Partitioning data in HAWQ has significant advantages. With it, you can look only at specific partitions of data for rows or columns, and you do not have to incur the expensive scan on the entire table when looking for specific values in a large table. Partitioning improves runtimes when EMC Isilon is the HDFS storage layer. We compared partitioning large tables annually, quarterly, monthly, weekly and daily in our test scenarios. We found that partitioning large tables by either quarterly partitions (partitioned every 90 days) or monthly partitions (partitioned every 30 days) would isolate table scans to specific partitions, reduce the amount of data scanned and speed up requested results.
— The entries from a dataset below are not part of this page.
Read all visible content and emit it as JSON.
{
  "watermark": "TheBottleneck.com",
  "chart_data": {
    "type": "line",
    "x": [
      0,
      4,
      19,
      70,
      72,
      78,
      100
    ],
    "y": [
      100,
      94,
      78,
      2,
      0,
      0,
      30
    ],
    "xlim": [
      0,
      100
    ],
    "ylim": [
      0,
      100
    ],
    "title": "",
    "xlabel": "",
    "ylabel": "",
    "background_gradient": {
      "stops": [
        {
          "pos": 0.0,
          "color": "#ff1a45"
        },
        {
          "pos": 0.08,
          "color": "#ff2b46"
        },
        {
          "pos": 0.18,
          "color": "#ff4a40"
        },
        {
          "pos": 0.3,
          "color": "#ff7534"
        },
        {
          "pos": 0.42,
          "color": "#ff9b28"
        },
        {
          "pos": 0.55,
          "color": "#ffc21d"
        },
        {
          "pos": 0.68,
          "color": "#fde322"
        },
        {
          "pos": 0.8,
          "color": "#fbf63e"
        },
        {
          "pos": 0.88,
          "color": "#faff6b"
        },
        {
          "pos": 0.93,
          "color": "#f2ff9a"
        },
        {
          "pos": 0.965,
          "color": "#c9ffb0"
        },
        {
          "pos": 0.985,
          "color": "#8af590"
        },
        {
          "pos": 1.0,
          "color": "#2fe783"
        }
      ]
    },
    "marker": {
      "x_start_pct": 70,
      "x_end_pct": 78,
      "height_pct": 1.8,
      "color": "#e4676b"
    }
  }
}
We ran through the entire 99 query TPC-DS sequentially and compared it when 5,10,15,20 users ran it concurrently. We saw pretty linear growth in the runtimes, as we would expect. The big difference was that we were able to distribute the load evenly across the resources available and run the queries without running out of resources in the test environment. You can also leverage resource queues in HAWQ to fine tune which specific user or group gets more resources than others and provide efficient resource scheduling.
HAWQ includes functionality called Pivotal Extension Framework (PXF). It allows HAWQ to very quickly access HAWQ table data that is in HDFS. This is the fastest way to load data or do some exploration on large datasets. We successfully tested PXF functionality in HAWQ as well.
In our lab, compute was provided by 16 commodity servers with 16 CPU cores each, 10×900 GB SAS drives for local scratch/spill space, 64GB of memory in each node, and HAWQ version 220.127.116.11 on Pivotal HD 3.0. HAWQ was configured to use spill space on each of its local drives as well as have 10 HAWQ segment instances per node.
Networking was configured to be a 10GB storage network where both the compute and Isilon cluster connected to the same switch. The compute rack has 2 x 10Gb internal switches, which were configured with a MLAG configuration using 4 ports (2 on each switch) and connected to the storage network. This configuration allows the Isilon cluster to be a shared resource on the 10GB network. This way, multiple compute clusters can leverage it for the same data and access it via HDFS or any other Isilon supported protocol.
Storage was provided by 8-X410 nodes in the Isilon cluster with 2 x 800GB SSDs and 34 x 1TB SATA drives. The software version on the Isilon cluster was OneFS v18.104.22.168. We configured the SSD strategy so that it would read/write metadata and data to the SSDs.
Our test used the industry standard TPC-DS benchmarking suite to run through 99 queries that represent real life decision support systems in retail organizations. These span real-world use cases of deep reporting, advanced data mining and interactive queries. We generated 3TB of sample data, loaded it into HAWQ via external tables and used the execution times of all 99 TPC-DS queries as our measure of performance.
Then, we successfully ran multiple iterations of all queries and measured runtimes for various configurations and scenarios.
In summary, these are the key parameters to look at when you want to get optimum performance from HAWQ with EMC Isilon as its storage layer. Of course, the work is not completely done yet, and we still have more testing to do.
- Read more about Pivotal HAWQ
- Check out the Pivotal HAWQ Documentation
- Download Pivotal HAWQ
- Read more Pivotal HAWQ blog articles
About the Author
BiographyMore Content by Jemish Patel